Stored records:
================================

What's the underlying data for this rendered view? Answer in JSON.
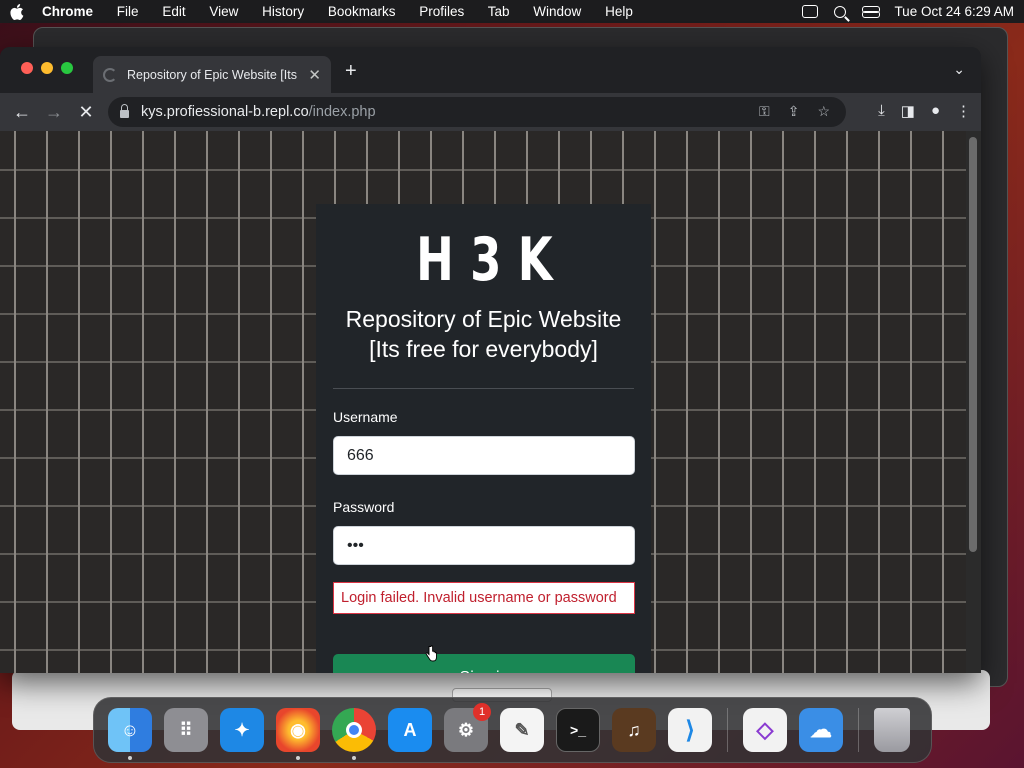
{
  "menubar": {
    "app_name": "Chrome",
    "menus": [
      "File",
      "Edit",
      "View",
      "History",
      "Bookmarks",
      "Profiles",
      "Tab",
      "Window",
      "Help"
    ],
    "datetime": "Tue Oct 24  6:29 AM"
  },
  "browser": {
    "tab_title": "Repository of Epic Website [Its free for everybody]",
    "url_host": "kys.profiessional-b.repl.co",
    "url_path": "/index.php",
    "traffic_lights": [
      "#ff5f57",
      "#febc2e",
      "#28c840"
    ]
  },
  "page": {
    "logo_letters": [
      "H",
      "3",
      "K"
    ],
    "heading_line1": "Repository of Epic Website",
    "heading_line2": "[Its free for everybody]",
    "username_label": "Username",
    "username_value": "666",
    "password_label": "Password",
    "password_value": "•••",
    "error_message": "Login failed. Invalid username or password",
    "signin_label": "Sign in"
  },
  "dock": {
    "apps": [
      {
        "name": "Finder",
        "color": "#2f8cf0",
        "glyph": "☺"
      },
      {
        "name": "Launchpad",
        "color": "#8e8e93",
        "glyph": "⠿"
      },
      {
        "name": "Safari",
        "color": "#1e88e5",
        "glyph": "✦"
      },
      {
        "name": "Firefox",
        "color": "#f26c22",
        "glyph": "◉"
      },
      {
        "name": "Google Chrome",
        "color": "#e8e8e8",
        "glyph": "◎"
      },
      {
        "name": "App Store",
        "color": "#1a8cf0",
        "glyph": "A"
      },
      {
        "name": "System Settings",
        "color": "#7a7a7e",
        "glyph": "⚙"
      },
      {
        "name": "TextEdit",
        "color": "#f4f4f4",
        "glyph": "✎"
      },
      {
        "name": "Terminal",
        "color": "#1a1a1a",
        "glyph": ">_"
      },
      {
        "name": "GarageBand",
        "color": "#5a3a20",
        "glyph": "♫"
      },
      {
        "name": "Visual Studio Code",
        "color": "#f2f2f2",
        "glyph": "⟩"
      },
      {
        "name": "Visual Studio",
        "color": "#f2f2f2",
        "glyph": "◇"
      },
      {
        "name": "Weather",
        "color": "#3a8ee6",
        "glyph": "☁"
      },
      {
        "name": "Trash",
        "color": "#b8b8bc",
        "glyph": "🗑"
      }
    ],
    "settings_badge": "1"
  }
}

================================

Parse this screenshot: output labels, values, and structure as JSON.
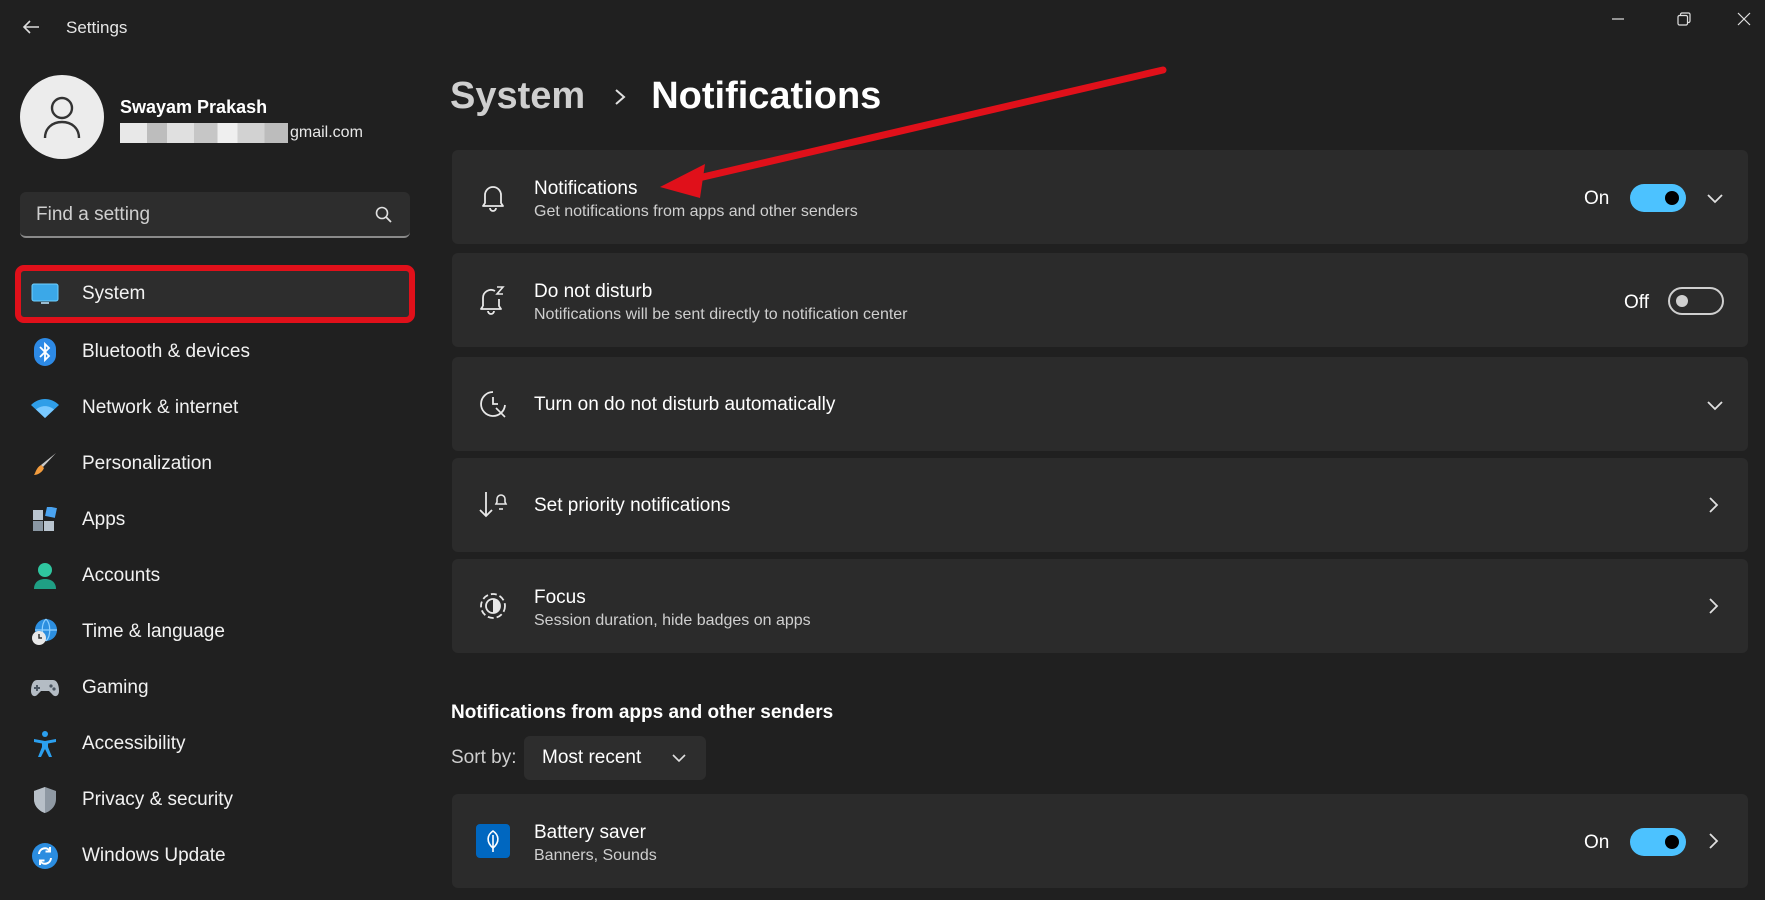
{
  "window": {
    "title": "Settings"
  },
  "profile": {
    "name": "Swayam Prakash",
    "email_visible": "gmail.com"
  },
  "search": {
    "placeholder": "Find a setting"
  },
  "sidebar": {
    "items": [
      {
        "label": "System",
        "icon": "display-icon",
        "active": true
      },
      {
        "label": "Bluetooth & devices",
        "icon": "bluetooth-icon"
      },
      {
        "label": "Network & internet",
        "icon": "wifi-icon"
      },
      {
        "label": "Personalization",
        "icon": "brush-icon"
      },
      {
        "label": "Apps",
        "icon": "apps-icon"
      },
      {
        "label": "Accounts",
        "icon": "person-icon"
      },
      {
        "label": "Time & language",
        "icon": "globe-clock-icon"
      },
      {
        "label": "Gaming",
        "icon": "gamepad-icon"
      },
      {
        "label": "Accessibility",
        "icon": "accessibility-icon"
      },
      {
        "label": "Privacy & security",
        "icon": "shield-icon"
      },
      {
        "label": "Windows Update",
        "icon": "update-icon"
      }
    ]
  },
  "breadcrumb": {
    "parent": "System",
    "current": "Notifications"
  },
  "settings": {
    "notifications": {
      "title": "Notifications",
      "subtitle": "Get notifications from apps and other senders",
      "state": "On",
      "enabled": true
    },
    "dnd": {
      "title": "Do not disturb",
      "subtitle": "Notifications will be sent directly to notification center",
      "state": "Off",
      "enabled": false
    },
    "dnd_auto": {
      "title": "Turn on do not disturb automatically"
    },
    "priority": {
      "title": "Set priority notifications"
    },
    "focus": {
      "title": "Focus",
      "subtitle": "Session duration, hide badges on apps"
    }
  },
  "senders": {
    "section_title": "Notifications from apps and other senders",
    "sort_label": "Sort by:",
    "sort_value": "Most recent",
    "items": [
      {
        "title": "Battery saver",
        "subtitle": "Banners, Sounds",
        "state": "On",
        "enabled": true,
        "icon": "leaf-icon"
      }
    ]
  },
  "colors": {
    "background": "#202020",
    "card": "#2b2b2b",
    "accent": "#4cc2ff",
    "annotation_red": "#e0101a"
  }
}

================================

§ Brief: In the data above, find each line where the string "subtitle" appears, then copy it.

§ Answer box:
      "subtitle": "Get notifications from apps and other senders",
      "subtitle": "Notifications will be sent directly to notification center",
      "subtitle": "Session duration, hide badges on apps"
        "subtitle": "Banners, Sounds",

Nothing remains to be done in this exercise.